**EXERCISE GOAL**
Lines where the string "PŘIHLÁŠENÍ" appears are to be copied from the entries below.

##### EXTRACTED DATA #####

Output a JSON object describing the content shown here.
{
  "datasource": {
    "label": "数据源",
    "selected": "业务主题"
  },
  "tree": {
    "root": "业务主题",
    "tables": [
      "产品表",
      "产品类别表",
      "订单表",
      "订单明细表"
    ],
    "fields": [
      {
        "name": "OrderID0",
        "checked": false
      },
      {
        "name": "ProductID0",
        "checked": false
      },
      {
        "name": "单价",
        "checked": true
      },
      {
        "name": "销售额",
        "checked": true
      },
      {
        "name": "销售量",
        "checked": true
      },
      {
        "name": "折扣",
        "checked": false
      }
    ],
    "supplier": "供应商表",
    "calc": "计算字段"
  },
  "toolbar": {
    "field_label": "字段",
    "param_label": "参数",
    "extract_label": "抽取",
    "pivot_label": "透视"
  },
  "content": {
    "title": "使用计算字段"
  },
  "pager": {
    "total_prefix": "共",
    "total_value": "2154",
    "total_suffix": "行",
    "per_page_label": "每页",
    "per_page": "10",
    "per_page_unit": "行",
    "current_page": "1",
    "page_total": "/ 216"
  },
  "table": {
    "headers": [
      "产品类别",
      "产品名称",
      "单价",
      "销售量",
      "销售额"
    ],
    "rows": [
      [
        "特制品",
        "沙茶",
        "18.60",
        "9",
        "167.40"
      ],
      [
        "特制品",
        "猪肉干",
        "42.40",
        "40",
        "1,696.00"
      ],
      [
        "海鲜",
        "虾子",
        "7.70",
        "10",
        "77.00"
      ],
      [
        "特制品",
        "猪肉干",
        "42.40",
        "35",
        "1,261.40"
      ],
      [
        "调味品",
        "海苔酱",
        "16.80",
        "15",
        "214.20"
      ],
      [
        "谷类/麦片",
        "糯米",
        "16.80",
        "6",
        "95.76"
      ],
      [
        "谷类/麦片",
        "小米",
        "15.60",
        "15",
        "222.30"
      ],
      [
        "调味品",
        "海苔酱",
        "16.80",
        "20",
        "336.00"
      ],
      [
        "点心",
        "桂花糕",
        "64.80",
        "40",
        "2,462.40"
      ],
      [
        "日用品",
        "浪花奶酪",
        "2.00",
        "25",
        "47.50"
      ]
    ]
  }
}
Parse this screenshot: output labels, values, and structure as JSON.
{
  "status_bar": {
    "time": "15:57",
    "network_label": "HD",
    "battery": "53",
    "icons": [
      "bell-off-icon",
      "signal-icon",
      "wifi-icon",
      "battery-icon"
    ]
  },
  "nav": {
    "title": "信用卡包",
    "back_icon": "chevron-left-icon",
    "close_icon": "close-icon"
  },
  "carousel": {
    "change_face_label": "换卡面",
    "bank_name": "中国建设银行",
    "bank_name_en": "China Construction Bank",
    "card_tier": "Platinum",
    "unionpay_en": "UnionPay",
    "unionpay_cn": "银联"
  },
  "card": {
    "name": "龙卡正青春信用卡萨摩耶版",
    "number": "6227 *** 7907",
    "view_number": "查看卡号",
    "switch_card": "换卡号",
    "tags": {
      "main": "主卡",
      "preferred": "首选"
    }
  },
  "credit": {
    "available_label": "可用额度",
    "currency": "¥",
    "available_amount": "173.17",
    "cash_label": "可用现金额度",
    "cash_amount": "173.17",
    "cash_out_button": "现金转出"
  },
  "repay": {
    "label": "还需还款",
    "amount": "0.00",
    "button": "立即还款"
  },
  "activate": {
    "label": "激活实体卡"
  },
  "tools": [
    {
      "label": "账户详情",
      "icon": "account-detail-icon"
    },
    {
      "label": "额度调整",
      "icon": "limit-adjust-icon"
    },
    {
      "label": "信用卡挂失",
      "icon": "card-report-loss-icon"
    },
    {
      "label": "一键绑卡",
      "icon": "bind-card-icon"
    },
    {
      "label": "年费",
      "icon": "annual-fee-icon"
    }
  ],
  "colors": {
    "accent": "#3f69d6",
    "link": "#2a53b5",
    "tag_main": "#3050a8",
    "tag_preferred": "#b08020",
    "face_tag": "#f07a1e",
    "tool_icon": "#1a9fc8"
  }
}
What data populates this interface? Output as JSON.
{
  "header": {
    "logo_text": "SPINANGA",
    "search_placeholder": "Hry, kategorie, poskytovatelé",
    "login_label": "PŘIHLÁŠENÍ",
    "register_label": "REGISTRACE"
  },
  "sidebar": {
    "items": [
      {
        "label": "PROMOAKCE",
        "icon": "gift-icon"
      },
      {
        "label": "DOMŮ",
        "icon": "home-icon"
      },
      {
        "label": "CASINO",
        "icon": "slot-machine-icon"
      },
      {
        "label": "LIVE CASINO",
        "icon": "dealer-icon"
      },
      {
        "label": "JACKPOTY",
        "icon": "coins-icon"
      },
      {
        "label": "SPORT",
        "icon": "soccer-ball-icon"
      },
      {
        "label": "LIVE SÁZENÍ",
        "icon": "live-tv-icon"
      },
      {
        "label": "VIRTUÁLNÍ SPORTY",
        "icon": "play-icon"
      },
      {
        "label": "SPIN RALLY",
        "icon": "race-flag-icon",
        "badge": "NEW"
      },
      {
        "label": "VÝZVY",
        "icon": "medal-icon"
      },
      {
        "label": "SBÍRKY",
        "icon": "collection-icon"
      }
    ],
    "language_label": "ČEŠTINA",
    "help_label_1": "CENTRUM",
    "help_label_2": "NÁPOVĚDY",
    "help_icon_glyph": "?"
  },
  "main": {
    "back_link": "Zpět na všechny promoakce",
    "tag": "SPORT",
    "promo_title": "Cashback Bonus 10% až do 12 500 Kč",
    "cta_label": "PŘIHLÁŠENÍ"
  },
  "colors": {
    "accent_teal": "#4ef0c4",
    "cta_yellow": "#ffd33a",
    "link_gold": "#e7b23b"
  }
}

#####

**SOLUTION TO THIS PROBLEM**
    "login_label": "PŘIHLÁŠENÍ",
    "cta_label": "PŘIHLÁŠENÍ"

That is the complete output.